Hamilton, South Lanarkshire
Hamilton is in close proximity to the financial and commercial hubs of Glasgow and Edinburgh and offers a fresh escape for delegates looking for outdoor pursuits, packed with natural and historical backdrops.
Venues include Hamilton Park Racecourse which offers 19 function suites, two permanent marquees and over 20 acres of outdoor space.
Chatelherault Hunting Lodge was built in 1732 and its Stables Suite can host up to 50, while the tiered Auditorium can hold 61.
The four-star Alona Hotel has a conference suite for up to 140 and a banqueting suite seating 450. Teambuilding can be held in Strathclyde Country Park, venue for the Commonwealth Games’ triathlon.
Latest economic impact figures for business tourism in Dundee & Angus show conferences and events held in the area generated over £56.5m for the local economy.
A £1bn transformation on the waterfront will see a new V&A at Dundee museum emerge as a modern events venue, as well as a major arts centre. A new Malmaison Dundee hotel offers function space for up to 200 people across five meeting rooms.
Karen Tocher, Business Tourism Manager at Dundee & Angus Convention Bureau, says: “There is a lot of excitement around the new developments in Dundee and Angus, and capitalising on their potential will help to put us on the map.”
Dundee and Angus has secured the International Society of Addiction Medicine (ISAM15) conference in October 2015 and the European University Information Systems organisation’s annual congress EUNIS2015.
Dr Alex Baldacchino, a Clinical Senior Lecturer in Addiction Psychiatry with the University of Dundee, says the bureau provided his team with the advice and expertise needed to create a solid tender bid.
“Dundee and Angus is at the forefront of academic excellence and the area is famed for its pioneering accomplishments.

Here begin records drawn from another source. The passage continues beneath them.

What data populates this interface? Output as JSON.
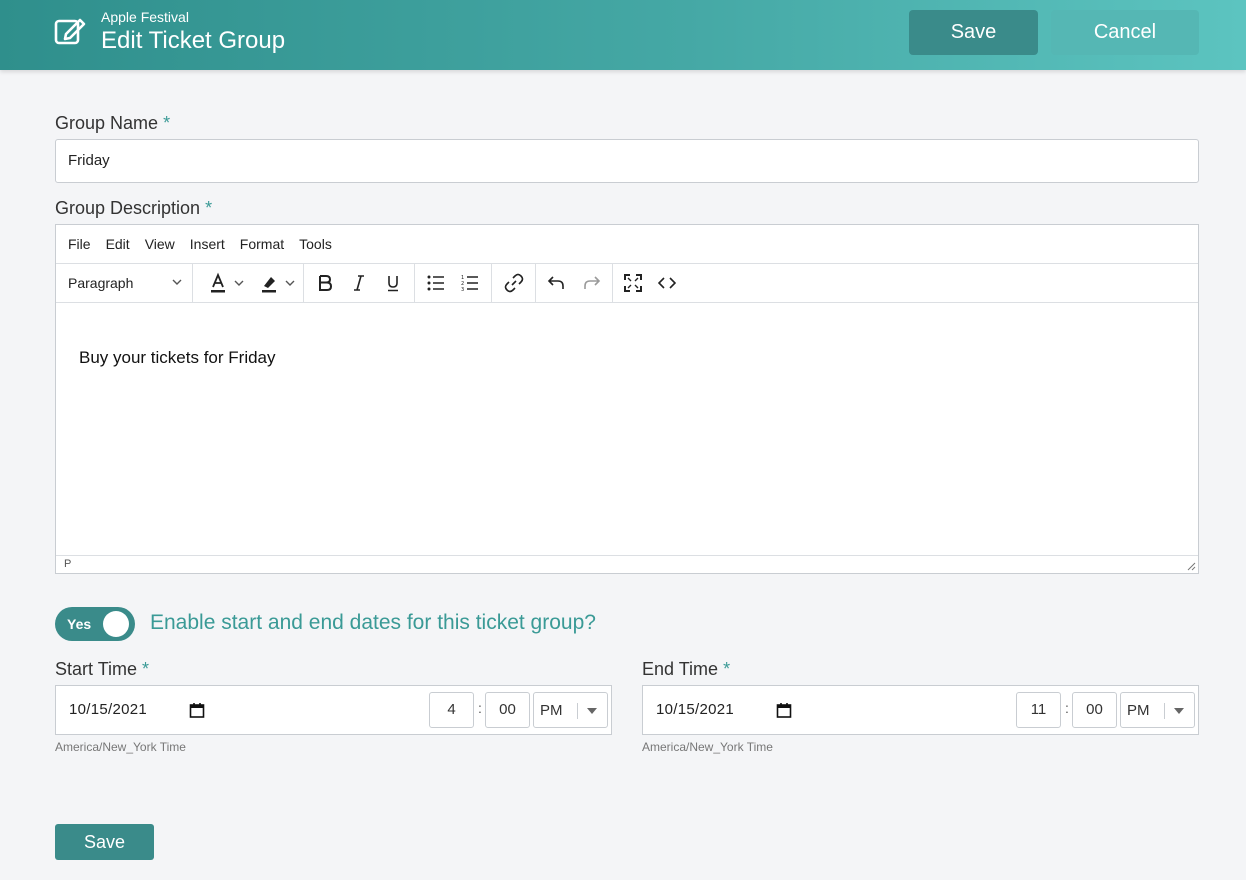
{
  "header": {
    "subtitle": "Apple Festival",
    "title": "Edit Ticket Group",
    "save_label": "Save",
    "cancel_label": "Cancel"
  },
  "form": {
    "group_name_label": "Group Name",
    "group_name_value": "Friday",
    "group_description_label": "Group Description",
    "required_marker": "*"
  },
  "editor": {
    "menu": [
      "File",
      "Edit",
      "View",
      "Insert",
      "Format",
      "Tools"
    ],
    "block_format": "Paragraph",
    "content": "Buy your tickets for Friday",
    "status_path": "P"
  },
  "dates_toggle": {
    "label": "Yes",
    "question": "Enable start and end dates for this ticket group?"
  },
  "start_time": {
    "label": "Start Time",
    "date": "10/15/2021",
    "hour": "4",
    "minute": "00",
    "ampm": "PM",
    "timezone": "America/New_York Time"
  },
  "end_time": {
    "label": "End Time",
    "date": "10/15/2021",
    "hour": "11",
    "minute": "00",
    "ampm": "PM",
    "timezone": "America/New_York Time"
  },
  "footer": {
    "save_label": "Save"
  },
  "colors": {
    "accent": "#3a8b8a",
    "accent_text": "#3a9a96"
  }
}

It is also home to one of the largest research communities in Europe.”
As the gateway to the Scottish Highlands, Aberdeen is home to golf, castles and the Scottish whisky trail, a major attraction for organisers compiling social programmes for delegates and partners.
Partners in the region include Virgin, Scotrail, VisitAberdeen, Trump International, all of whom offer reduced packages for Aberdeen Exhibition and Conference Centre (AECC) delegates.

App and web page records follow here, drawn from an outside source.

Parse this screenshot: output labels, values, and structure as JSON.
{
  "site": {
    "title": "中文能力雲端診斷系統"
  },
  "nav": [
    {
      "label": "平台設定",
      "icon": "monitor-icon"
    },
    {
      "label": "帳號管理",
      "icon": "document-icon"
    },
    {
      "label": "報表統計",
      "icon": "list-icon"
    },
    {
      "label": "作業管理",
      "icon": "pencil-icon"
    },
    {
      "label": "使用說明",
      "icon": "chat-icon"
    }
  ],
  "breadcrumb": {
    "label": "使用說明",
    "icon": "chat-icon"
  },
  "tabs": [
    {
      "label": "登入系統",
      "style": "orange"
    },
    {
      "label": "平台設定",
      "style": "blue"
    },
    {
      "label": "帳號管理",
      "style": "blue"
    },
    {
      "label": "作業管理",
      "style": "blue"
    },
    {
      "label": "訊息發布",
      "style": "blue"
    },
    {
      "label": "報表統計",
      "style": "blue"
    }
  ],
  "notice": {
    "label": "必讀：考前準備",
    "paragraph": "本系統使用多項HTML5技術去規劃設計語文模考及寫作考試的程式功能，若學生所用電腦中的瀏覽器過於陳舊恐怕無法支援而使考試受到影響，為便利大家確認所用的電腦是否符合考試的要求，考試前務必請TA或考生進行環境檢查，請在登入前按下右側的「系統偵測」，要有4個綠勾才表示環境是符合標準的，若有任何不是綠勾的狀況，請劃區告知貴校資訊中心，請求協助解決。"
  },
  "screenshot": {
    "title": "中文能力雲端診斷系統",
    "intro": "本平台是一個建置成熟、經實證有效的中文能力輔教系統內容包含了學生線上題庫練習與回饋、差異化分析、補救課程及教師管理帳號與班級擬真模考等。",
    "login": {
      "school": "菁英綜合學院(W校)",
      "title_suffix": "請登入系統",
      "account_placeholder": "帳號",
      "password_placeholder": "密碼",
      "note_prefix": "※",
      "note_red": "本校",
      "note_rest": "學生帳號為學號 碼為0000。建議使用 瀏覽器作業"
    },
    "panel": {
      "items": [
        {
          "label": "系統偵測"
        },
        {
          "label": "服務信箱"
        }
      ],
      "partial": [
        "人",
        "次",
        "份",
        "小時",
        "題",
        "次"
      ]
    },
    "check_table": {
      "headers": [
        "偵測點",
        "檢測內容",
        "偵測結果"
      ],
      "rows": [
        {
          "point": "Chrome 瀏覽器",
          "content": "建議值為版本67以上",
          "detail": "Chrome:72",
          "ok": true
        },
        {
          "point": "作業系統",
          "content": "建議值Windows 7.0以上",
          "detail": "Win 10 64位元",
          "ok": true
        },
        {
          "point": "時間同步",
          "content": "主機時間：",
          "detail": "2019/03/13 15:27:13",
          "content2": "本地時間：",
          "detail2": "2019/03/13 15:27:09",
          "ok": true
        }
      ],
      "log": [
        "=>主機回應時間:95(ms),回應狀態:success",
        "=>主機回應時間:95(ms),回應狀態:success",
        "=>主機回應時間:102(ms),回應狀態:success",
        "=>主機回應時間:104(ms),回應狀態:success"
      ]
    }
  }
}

Subvention funding and financial support from VisitScotland’s Bid Fund (and VisitAberdeen) has encouraged more association organisers to choose Aberdeen. The AECC says that organisers tend to be looking for more ‘extras’ including free Wi-Fi and AV in their room hire, and more on-site hotels. Sustainability and green issues are increasingly relevant, with ISO20121 becoming more widely recognised (especially with the larger agencies), the venue reports.
While some UK cities have seen weekday occupancy and rates dropping in recent years, Aberdeen’s economy remains buoyant, mainly due to the oil and gas industry.

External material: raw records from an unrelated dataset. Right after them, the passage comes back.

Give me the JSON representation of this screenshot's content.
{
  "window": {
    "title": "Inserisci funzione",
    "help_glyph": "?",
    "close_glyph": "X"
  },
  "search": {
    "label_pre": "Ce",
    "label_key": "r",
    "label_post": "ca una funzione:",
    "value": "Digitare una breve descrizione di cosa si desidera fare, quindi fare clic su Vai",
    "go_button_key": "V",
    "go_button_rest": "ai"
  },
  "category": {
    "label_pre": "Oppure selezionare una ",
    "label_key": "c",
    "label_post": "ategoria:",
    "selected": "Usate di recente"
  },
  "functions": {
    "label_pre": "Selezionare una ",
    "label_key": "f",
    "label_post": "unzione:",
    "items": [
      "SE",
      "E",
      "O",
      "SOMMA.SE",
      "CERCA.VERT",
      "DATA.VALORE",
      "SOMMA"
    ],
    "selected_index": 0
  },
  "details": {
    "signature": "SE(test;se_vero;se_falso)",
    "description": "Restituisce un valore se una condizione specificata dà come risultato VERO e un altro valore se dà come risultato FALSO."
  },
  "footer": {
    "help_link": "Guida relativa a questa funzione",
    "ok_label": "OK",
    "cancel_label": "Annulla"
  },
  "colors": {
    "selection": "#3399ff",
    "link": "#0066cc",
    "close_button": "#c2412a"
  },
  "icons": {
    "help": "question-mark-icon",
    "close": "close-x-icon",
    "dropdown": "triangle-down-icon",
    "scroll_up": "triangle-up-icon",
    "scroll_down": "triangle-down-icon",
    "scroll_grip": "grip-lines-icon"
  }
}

Early 2014 hotel rates in Aberdeen are ahead of other Scottish and indeed UK cities and occupancy in the Granite City remains the highest in Scotland at 64.7 per cent in January, ahead of Glasgow (63.8 per cent), Edinburgh (58.5 per cent) and Inverness (55.7 per cent). The market in the city fluctuates little throughout the year as the oil industry events remove seasonality issues.
Steve Harris, Chief Executive of VisitAberdeen says: “The opening of the new £22m Aquatics Centre is already paying dividends. It has hosted the Commonwealth Water Polo Championship where 250 competitors and officials visited from eight countries. The economic benefit of that event is calculated to be in the region of £270k.”
New hotel openings include The Courtyard By Marriott at the airport and The Chester Hotel in the west end. These new beds, along with expanding international direct flights to Aberdeen from additional Norwegian cities and Latvia, mean the city is increasingly accessible to global destinations.
Pitfalls when taking events to Scottish cities can include any outdoor event being weather dependent. There is a perception that the region is tricky to get to. The upsides include these cities offering first class facilities for a lot less than other major destinations, as well as an abundance of heritage.
This was first published in the June issue of CN. Any comments? Email Paul Colston